**WHAT YOU ARE ASKED TO DO**
If a line in the records contains the string "call", show that line.
BEGIN TASK INPUTS
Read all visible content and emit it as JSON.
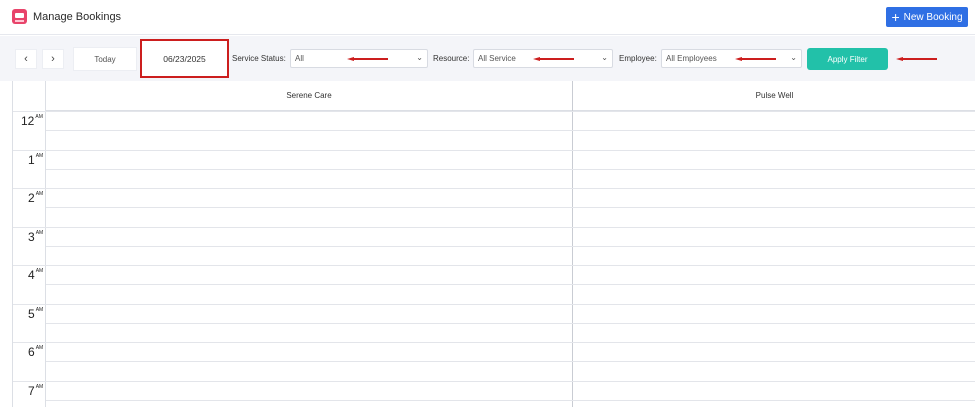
{
  "header": {
    "title": "Manage Bookings",
    "new_booking_label": "New Booking"
  },
  "toolbar": {
    "prev_icon": "‹",
    "next_icon": "›",
    "today_label": "Today",
    "date_value": "06/23/2025",
    "service_status_label": "Service Status:",
    "service_status_value": "All",
    "resource_label": "Resource:",
    "resource_value": "All Service",
    "employee_label": "Employee:",
    "employee_value": "All Employees",
    "apply_label": "Apply Filter"
  },
  "calendar": {
    "columns": [
      "Serene Care",
      "Pulse Well"
    ],
    "hours": [
      {
        "num": "12",
        "ampm": "AM"
      },
      {
        "num": "1",
        "ampm": "AM"
      },
      {
        "num": "2",
        "ampm": "AM"
      },
      {
        "num": "3",
        "ampm": "AM"
      },
      {
        "num": "4",
        "ampm": "AM"
      },
      {
        "num": "5",
        "ampm": "AM"
      },
      {
        "num": "6",
        "ampm": "AM"
      },
      {
        "num": "7",
        "ampm": "AM"
      }
    ]
  },
  "colors": {
    "primary": "#2f6fe4",
    "accent": "#22c1a9",
    "highlight": "#cc1e1e",
    "logo": "#e8446b"
  }
}
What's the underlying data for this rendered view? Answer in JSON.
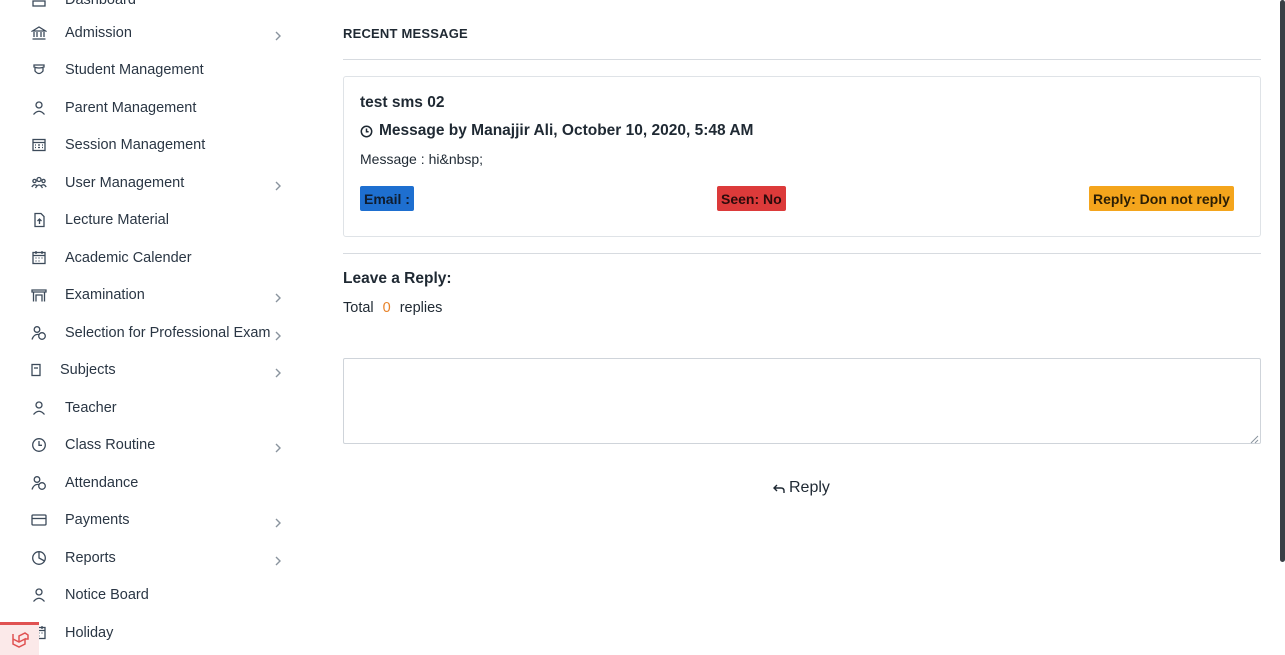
{
  "sidebar": {
    "items": [
      {
        "label": "Dashboard",
        "icon": "dashboard-icon",
        "submenu": false
      },
      {
        "label": "Admission",
        "icon": "bank-icon",
        "submenu": true
      },
      {
        "label": "Student Management",
        "icon": "graduation-cap-icon",
        "submenu": false
      },
      {
        "label": "Parent Management",
        "icon": "user-icon",
        "submenu": false
      },
      {
        "label": "Session Management",
        "icon": "calendar-grid-icon",
        "submenu": false
      },
      {
        "label": "User Management",
        "icon": "users-group-icon",
        "submenu": true
      },
      {
        "label": "Lecture Material",
        "icon": "file-upload-icon",
        "submenu": false
      },
      {
        "label": "Academic Calender",
        "icon": "calendar-icon",
        "submenu": false
      },
      {
        "label": "Examination",
        "icon": "building-icon",
        "submenu": true
      },
      {
        "label": "Selection for Professional Exam",
        "icon": "user-check-icon",
        "submenu": true
      },
      {
        "label": "Subjects",
        "icon": "book-icon",
        "submenu": true
      },
      {
        "label": "Teacher",
        "icon": "user-icon",
        "submenu": false
      },
      {
        "label": "Class Routine",
        "icon": "clock-icon",
        "submenu": true
      },
      {
        "label": "Attendance",
        "icon": "user-check-icon",
        "submenu": false
      },
      {
        "label": "Payments",
        "icon": "credit-card-icon",
        "submenu": true
      },
      {
        "label": "Reports",
        "icon": "pie-chart-icon",
        "submenu": true
      },
      {
        "label": "Notice Board",
        "icon": "user-icon",
        "submenu": false
      },
      {
        "label": "Holiday",
        "icon": "calendar-icon",
        "submenu": false
      }
    ]
  },
  "main": {
    "section_title": "RECENT MESSAGE",
    "message": {
      "subject": "test sms 02",
      "meta": "Message by Manajjir Ali, October 10, 2020, 5:48 AM",
      "body_label": "Message :",
      "body_text": "hi&nbsp;",
      "badges": {
        "email": "Email :",
        "seen": "Seen: No",
        "reply": "Reply: Don not reply"
      }
    },
    "reply_section": {
      "title": "Leave a Reply:",
      "total_label": "Total",
      "count": "0",
      "replies_label": "replies",
      "textarea_value": "",
      "button_label": "Reply"
    }
  },
  "colors": {
    "email_badge": "#1e6fd0",
    "seen_badge": "#dc3a3a",
    "reply_badge": "#f4a51c",
    "count_accent": "#e8832a",
    "laravel_red": "#e05252"
  }
}
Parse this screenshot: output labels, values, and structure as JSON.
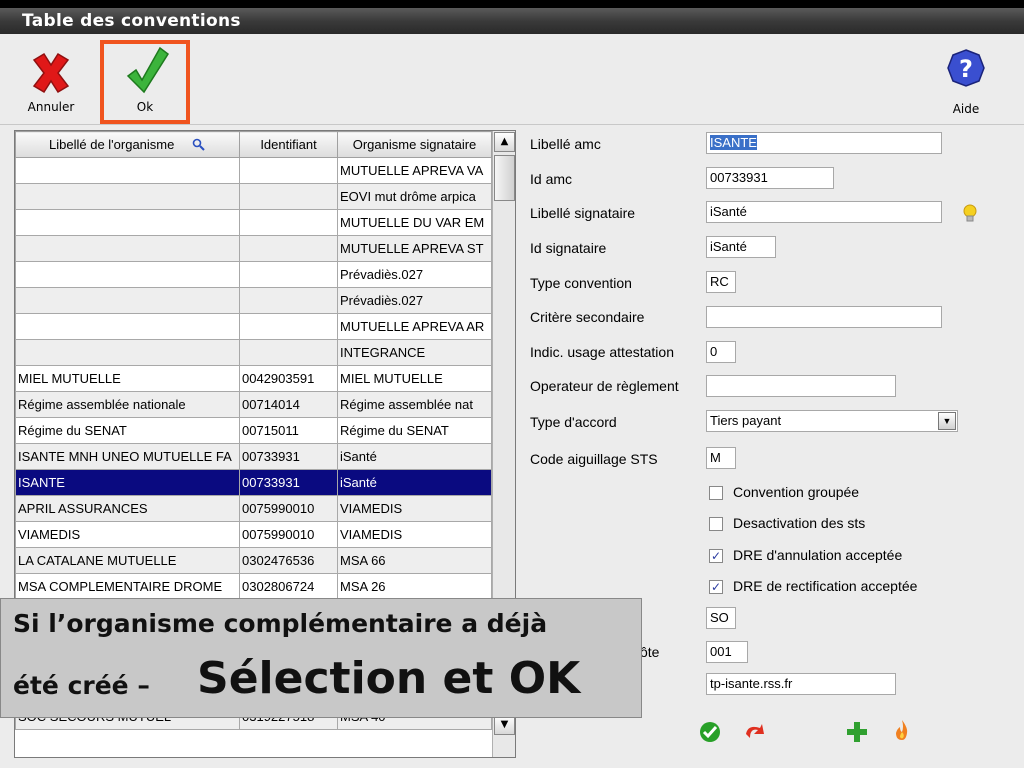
{
  "window": {
    "title": "Table des conventions"
  },
  "toolbar": {
    "cancel_label": "Annuler",
    "ok_label": "Ok",
    "help_label": "Aide",
    "icons": {
      "cancel": "red-x-icon",
      "ok": "green-check-icon",
      "help": "blue-question-icon"
    }
  },
  "grid": {
    "columns": [
      "Libellé de l'organisme",
      "Identifiant",
      "Organisme signataire"
    ],
    "rows": [
      [
        "",
        "",
        "MUTUELLE APREVA VA"
      ],
      [
        "",
        "",
        "EOVI mut drôme arpica"
      ],
      [
        "",
        "",
        "MUTUELLE DU VAR EM"
      ],
      [
        "",
        "",
        "MUTUELLE APREVA ST"
      ],
      [
        "",
        "",
        "Prévadiès.027"
      ],
      [
        "",
        "",
        "Prévadiès.027"
      ],
      [
        "",
        "",
        "MUTUELLE APREVA AR"
      ],
      [
        "",
        "",
        "INTEGRANCE"
      ],
      [
        "MIEL MUTUELLE",
        "0042903591",
        "MIEL MUTUELLE"
      ],
      [
        "Régime assemblée nationale",
        "00714014",
        "Régime assemblée nat"
      ],
      [
        "Régime du SENAT",
        "00715011",
        "Régime du SENAT"
      ],
      [
        "ISANTE MNH UNEO MUTUELLE FA",
        "00733931",
        "iSanté"
      ],
      [
        "ISANTE",
        "00733931",
        "iSanté"
      ],
      [
        "APRIL ASSURANCES",
        "0075990010",
        "VIAMEDIS"
      ],
      [
        "VIAMEDIS",
        "0075990010",
        "VIAMEDIS"
      ],
      [
        "LA CATALANE MUTUELLE",
        "0302476536",
        "MSA 66"
      ],
      [
        "MSA COMPLEMENTAIRE DROME",
        "0302806724",
        "MSA 26"
      ],
      [
        "",
        "",
        ""
      ],
      [
        "",
        "",
        ""
      ],
      [
        "",
        "",
        ""
      ],
      [
        "",
        "",
        ""
      ],
      [
        "SOC SECOURS MUTUEL",
        "0319227518",
        "MSA 40"
      ]
    ],
    "selected_row": 12
  },
  "form": {
    "libelle_amc": {
      "label": "Libellé amc",
      "value": "ISANTE"
    },
    "id_amc": {
      "label": "Id amc",
      "value": "00733931"
    },
    "libelle_signataire": {
      "label": "Libellé signataire",
      "value": "iSanté"
    },
    "id_signataire": {
      "label": "Id signataire",
      "value": "iSanté"
    },
    "type_convention": {
      "label": "Type convention",
      "value": "RC"
    },
    "critere_secondaire": {
      "label": "Critère secondaire",
      "value": ""
    },
    "indic_usage": {
      "label": "Indic. usage attestation",
      "value": "0"
    },
    "operateur": {
      "label": "Operateur de règlement",
      "value": ""
    },
    "type_accord": {
      "label": "Type d'accord",
      "value": "Tiers payant"
    },
    "code_aiguillage": {
      "label": "Code aiguillage STS",
      "value": "M"
    },
    "checkboxes": [
      {
        "label": "Convention groupée",
        "checked": false
      },
      {
        "label": "Desactivation des sts",
        "checked": false
      },
      {
        "label": "DRE d'annulation acceptée",
        "checked": true
      },
      {
        "label": "DRE de rectification acceptée",
        "checked": true
      }
    ],
    "hidden_label_fragment": "ôte",
    "field_so": "SO",
    "field_001": "001",
    "field_host": "tp-isante.rss.fr"
  },
  "overlay": {
    "line1": "Si l’organisme complémentaire a déjà",
    "line2_prefix": "été créé –",
    "line2_big": "Sélection et OK"
  },
  "colors": {
    "selection": "#0a0a80",
    "ok_highlight": "#f0541e"
  }
}
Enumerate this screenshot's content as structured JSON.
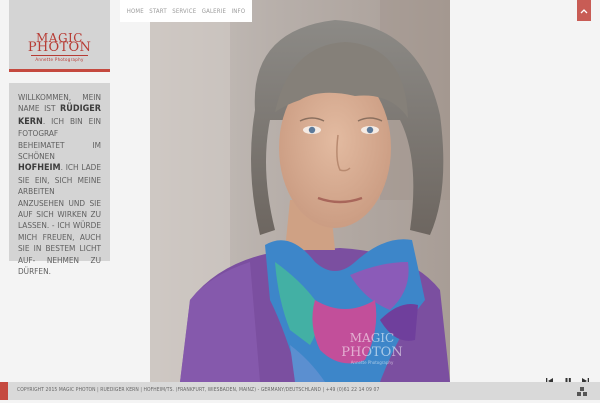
{
  "logo": {
    "line1": "Magic",
    "line2": "Photon",
    "sub": "Annette Photography"
  },
  "intro": {
    "p1": "Willkommen, mein Name ist ",
    "name": "Rüdiger Kern",
    "p2": ". Ich bin ein Fotograf beheimatet im schönen ",
    "place": "Hofheim",
    "p3": ". Ich lade Sie ein, sich meine Arbeiten anzusehen und sie auf sich wirken zu lassen. - Ich würde mich freuen, auch Sie in bestem Licht auf- nehmen zu dürfen."
  },
  "nav": {
    "items": [
      "Home",
      "Start",
      "Service",
      "Galerie",
      "Info"
    ]
  },
  "photo": {
    "watermark_line1": "Magic",
    "watermark_line2": "Photon",
    "watermark_sub": "Annette Photography"
  },
  "footer": {
    "text": "Copyright 2015 Magic Photon | Ruediger Kern | Hofheim/Ts. (Frankfurt, Wiesbaden, Mainz) - Germany/Deutschland | +49 (0)61 22 14 09 07"
  },
  "controls": {
    "prev_icon": "skip-back-icon",
    "pause_icon": "pause-icon",
    "next_icon": "skip-forward-icon",
    "grid_icon": "grid-icon"
  },
  "colors": {
    "accent": "#c5493f",
    "panel": "#d4d4d4",
    "background": "#f4f4f4",
    "footer": "#d9d9d9"
  }
}
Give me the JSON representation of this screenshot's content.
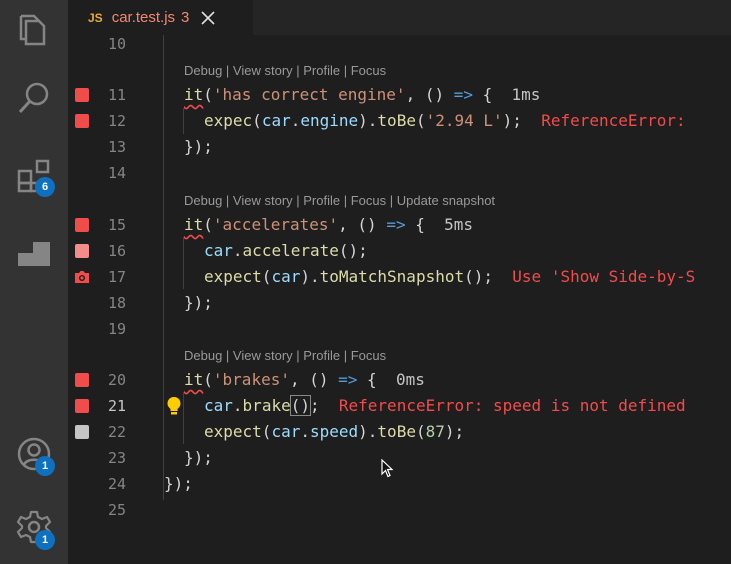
{
  "activity_bar": {
    "extensions_badge": "6",
    "accounts_badge": "1",
    "settings_badge": "1"
  },
  "tab": {
    "lang_icon": "JS",
    "name": "car.test.js",
    "problem_count": "3"
  },
  "editor": {
    "code_lens": {
      "debug": "Debug",
      "view_story": "View story",
      "profile": "Profile",
      "focus": "Focus",
      "update_snapshot": "Update snapshot",
      "separator": " | "
    },
    "lines": {
      "l10": "10",
      "l11": "11",
      "l12": "12",
      "l13": "13",
      "l14": "14",
      "l15": "15",
      "l16": "16",
      "l17": "17",
      "l18": "18",
      "l19": "19",
      "l20": "20",
      "l21": "21",
      "l22": "22",
      "l23": "23",
      "l24": "24",
      "l25": "25"
    },
    "tests": {
      "t1": {
        "it": "it",
        "open_paren": "(",
        "name": "'has correct engine'",
        "arrow_pre": ", () ",
        "arrow": "=>",
        "brace": " {",
        "time": "  1ms"
      },
      "t2": {
        "it": "it",
        "open_paren": "(",
        "name": "'accelerates'",
        "arrow_pre": ", () ",
        "arrow": "=>",
        "brace": " {",
        "time": "  5ms"
      },
      "t3": {
        "it": "it",
        "open_paren": "(",
        "name": "'brakes'",
        "arrow_pre": ", () ",
        "arrow": "=>",
        "brace": " {",
        "time": "  0ms"
      }
    },
    "line12": {
      "fn": "expec",
      "p1": "(",
      "obj": "car",
      "dot": ".",
      "prop": "engine",
      "p2": ").",
      "call": "toBe",
      "p3": "(",
      "str": "'2.94 L'",
      "p4": ");",
      "error": "  ReferenceError: "
    },
    "line16": {
      "obj": "car",
      "dot": ".",
      "call": "accelerate",
      "rest": "();"
    },
    "line17": {
      "fn": "expect",
      "p1": "(",
      "obj": "car",
      "p2": ").",
      "call": "toMatchSnapshot",
      "p3": "();",
      "error": "  Use 'Show Side-by-S"
    },
    "line21": {
      "obj": "car",
      "dot": ".",
      "call": "brake",
      "bracket": "()",
      "semi": ";",
      "error": "  ReferenceError: speed is not defined"
    },
    "line22": {
      "fn": "expect",
      "p1": "(",
      "obj": "car",
      "dot": ".",
      "prop": "speed",
      "p2": ").",
      "call": "toBe",
      "p3": "(",
      "num": "87",
      "p4": ");"
    },
    "close_block": "});",
    "colors": {
      "fail": "#f14c4c",
      "fail_light": "#f48c8c",
      "skipped": "#c5c5c5",
      "lightbulb": "#ffcc00"
    }
  }
}
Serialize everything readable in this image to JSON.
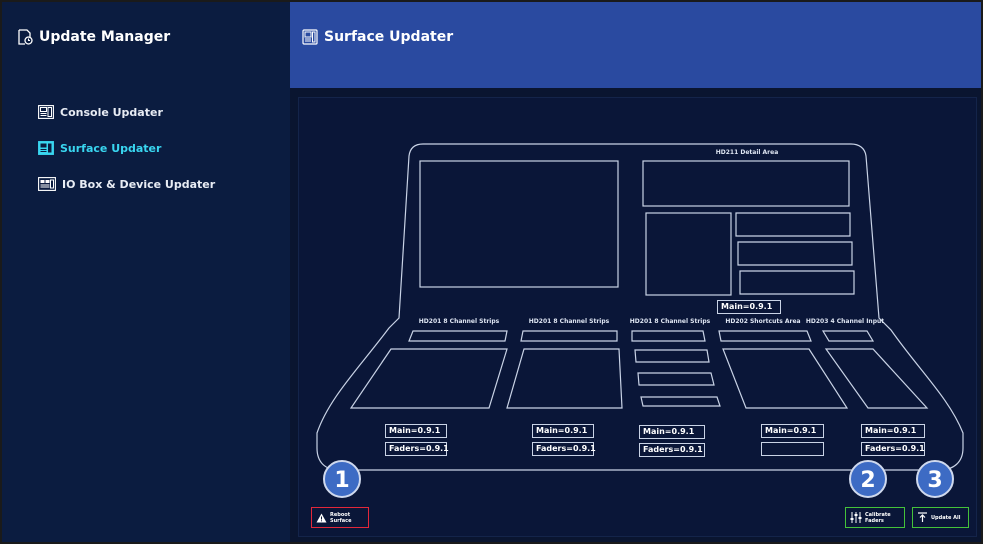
{
  "app": {
    "title": "Update Manager"
  },
  "header": {
    "title": "Surface Updater"
  },
  "sidebar": {
    "items": [
      {
        "label": "Console Updater",
        "active": false
      },
      {
        "label": "Surface Updater",
        "active": true
      },
      {
        "label": "IO Box & Device Updater",
        "active": false
      }
    ]
  },
  "surface": {
    "labels": {
      "detail_area": "HD211 Detail Area",
      "strip1": "HD201 8 Channel Strips",
      "strip2": "HD201 8 Channel Strips",
      "strip3": "HD201 8 Channel Strips",
      "shortcuts": "HD202 Shortcuts Area",
      "input4": "HD203 4 Channel Input"
    },
    "versions": {
      "detail_main": "Main=0.9.1",
      "s1_main": "Main=0.9.1",
      "s1_faders": "Faders=0.9.1",
      "s2_main": "Main=0.9.1",
      "s2_faders": "Faders=0.9.1",
      "s3_main": "Main=0.9.1",
      "s3_faders": "Faders=0.9.1",
      "shortcuts_main": "Main=0.9.1",
      "shortcuts_faders": "",
      "input_main": "Main=0.9.1",
      "input_faders": "Faders=0.9.1"
    }
  },
  "actions": {
    "reboot_label_1": "Reboot",
    "reboot_label_2": "Surface",
    "calibrate_label_1": "Calibrate",
    "calibrate_label_2": "Faders",
    "update_all_label": "Update All"
  },
  "badges": {
    "one": "1",
    "two": "2",
    "three": "3"
  },
  "colors": {
    "accent": "#39d6f0",
    "header_blue": "#2a4aa0",
    "reboot_red": "#e3273a",
    "action_green": "#44c23a",
    "badge_blue": "#3d6bc4"
  }
}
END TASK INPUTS
**ANSWER SECTION**
      "call": "toBe",
      "call": "accelerate",
      "call": "toMatchSnapshot",
      "call": "brake",
      "call": "toBe",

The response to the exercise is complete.